11 February 2016

Victim Support responds to the Sentencing Council’s proposal re: stricter rules for sentencing offenders who plead guilty.

Lucy Hastings, Director at independent charity Victim Support, said:

“Our charity knows how traumatic it can be to give evidence in court, so we support these proposals which encourage offenders to plead guilty earlier and spare their victims and witnesses an unnecessary ordeal in court.

“However, it is critical that this process is properly explained to victims and that their right to describe, through a Victim Personal Statement, the impact of the crime they suffered is recognised and respected by police, prosecutors and the courts.

“The impact of any new guidelines should also be closely monitored, to ensure that earlier guilty pleas are indeed resulting in more victims and witnesses knowing at an earlier stage that they will not have to go through the potential trauma of a court appearance.”


Notes to editor

  • Victim Support has undertaken extensive research* into victims’ and witnesses’ experiences of attending court and found that:
  • Most witnesses are anxious about going to court and feel it to be an unknown and intimating environment.
  • Many victims and witnesses worry about coming face-to-face with the defendant(s) and fear possible reprisals for giving evidence.
  • Victims and witnesses are frustrated about long waiting times which are at a 15 year high in the Crown Court. Long waiting times lead to stress and anxiety as well as practical difficulties relating to work and childcare arrangements.**
  • The formal and legal language of the court room as well as the use of wigs and gowns can alienate victims and witnesses and leave them confused.
  • The courts system is adversarial and cross examination can be a nerve wrecking and challenging experience for victims and witnesses.
  • Victims and witnesses often feel marginalised in the process due to a lack of information about the progress of their trial.

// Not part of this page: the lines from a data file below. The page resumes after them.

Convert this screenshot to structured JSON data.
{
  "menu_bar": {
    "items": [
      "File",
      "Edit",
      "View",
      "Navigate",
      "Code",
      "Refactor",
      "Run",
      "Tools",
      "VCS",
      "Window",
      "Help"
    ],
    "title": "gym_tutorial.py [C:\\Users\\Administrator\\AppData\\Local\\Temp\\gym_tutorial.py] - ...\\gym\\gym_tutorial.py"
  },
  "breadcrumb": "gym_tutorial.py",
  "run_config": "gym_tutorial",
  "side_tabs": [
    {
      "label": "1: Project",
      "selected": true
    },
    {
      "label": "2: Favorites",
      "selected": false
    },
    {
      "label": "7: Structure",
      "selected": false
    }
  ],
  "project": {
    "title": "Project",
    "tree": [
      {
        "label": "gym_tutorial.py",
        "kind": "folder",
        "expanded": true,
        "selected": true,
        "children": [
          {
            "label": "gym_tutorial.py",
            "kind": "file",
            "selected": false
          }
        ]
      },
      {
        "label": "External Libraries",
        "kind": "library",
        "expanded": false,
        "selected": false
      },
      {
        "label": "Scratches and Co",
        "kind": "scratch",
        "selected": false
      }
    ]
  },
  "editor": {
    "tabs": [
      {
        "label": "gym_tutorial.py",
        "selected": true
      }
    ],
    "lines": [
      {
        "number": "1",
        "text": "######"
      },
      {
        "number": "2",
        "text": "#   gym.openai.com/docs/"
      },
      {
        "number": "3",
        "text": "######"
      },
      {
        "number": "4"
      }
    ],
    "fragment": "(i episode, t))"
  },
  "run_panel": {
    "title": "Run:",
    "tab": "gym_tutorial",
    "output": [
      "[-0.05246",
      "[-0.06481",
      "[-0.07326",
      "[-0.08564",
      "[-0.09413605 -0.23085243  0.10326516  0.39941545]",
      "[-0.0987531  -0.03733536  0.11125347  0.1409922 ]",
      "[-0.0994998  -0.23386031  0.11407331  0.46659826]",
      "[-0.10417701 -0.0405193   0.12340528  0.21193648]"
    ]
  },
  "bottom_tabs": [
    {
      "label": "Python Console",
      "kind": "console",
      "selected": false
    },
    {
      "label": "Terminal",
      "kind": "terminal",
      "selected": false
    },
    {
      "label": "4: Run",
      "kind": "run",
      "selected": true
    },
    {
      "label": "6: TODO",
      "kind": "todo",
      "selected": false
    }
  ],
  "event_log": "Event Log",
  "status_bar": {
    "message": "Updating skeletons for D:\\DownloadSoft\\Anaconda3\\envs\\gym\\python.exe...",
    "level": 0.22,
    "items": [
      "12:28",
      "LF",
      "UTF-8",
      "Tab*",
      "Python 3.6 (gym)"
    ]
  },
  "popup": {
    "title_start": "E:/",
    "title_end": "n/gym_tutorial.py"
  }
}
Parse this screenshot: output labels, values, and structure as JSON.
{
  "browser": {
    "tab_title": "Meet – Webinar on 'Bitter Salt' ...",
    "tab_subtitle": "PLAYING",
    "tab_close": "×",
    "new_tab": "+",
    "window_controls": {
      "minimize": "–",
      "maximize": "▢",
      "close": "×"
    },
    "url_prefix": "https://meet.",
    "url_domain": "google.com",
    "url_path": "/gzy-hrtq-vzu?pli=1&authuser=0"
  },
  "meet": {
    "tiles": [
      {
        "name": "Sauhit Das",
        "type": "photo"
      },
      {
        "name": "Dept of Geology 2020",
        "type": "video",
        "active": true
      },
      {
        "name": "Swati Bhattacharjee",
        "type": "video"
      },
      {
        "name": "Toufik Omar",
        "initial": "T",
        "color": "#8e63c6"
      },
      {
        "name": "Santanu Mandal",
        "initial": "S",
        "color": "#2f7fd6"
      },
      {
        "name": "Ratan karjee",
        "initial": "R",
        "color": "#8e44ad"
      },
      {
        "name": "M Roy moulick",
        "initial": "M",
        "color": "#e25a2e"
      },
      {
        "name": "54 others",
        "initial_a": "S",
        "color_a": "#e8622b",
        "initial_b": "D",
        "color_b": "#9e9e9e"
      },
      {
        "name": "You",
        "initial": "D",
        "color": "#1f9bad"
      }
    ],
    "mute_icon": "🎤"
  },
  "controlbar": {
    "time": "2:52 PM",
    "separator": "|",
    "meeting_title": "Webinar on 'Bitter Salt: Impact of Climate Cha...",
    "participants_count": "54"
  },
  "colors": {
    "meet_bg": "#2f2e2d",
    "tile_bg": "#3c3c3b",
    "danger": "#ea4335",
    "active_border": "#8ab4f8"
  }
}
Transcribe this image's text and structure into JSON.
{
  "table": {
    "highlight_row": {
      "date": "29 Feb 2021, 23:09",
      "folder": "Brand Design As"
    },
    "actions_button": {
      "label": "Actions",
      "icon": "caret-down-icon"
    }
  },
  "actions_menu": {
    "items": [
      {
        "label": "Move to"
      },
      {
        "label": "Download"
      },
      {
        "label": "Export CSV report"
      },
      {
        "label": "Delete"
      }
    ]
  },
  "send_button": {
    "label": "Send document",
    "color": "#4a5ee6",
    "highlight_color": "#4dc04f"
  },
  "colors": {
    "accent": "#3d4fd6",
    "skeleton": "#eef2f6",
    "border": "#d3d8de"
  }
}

Victim Personal Statement gives victims the opportunity to put on record and in their own words the impact that the crime has had on them and their family. It can play a key part in sentencing by conveying to the court the physical and psychological harm caused by an offence, one of several factors that must be taken into consideration when passing a sentence.
All victims who report a crime to the police have the right to make a Victim Personal Statement, however CPS figures show that over a third of victims are not offered the opportunity to do so.

* Victim Support research: Out of the Shadows

** Victim Support research: Waiting for Justice: How victims of crime are waiting longer than ever for criminal trials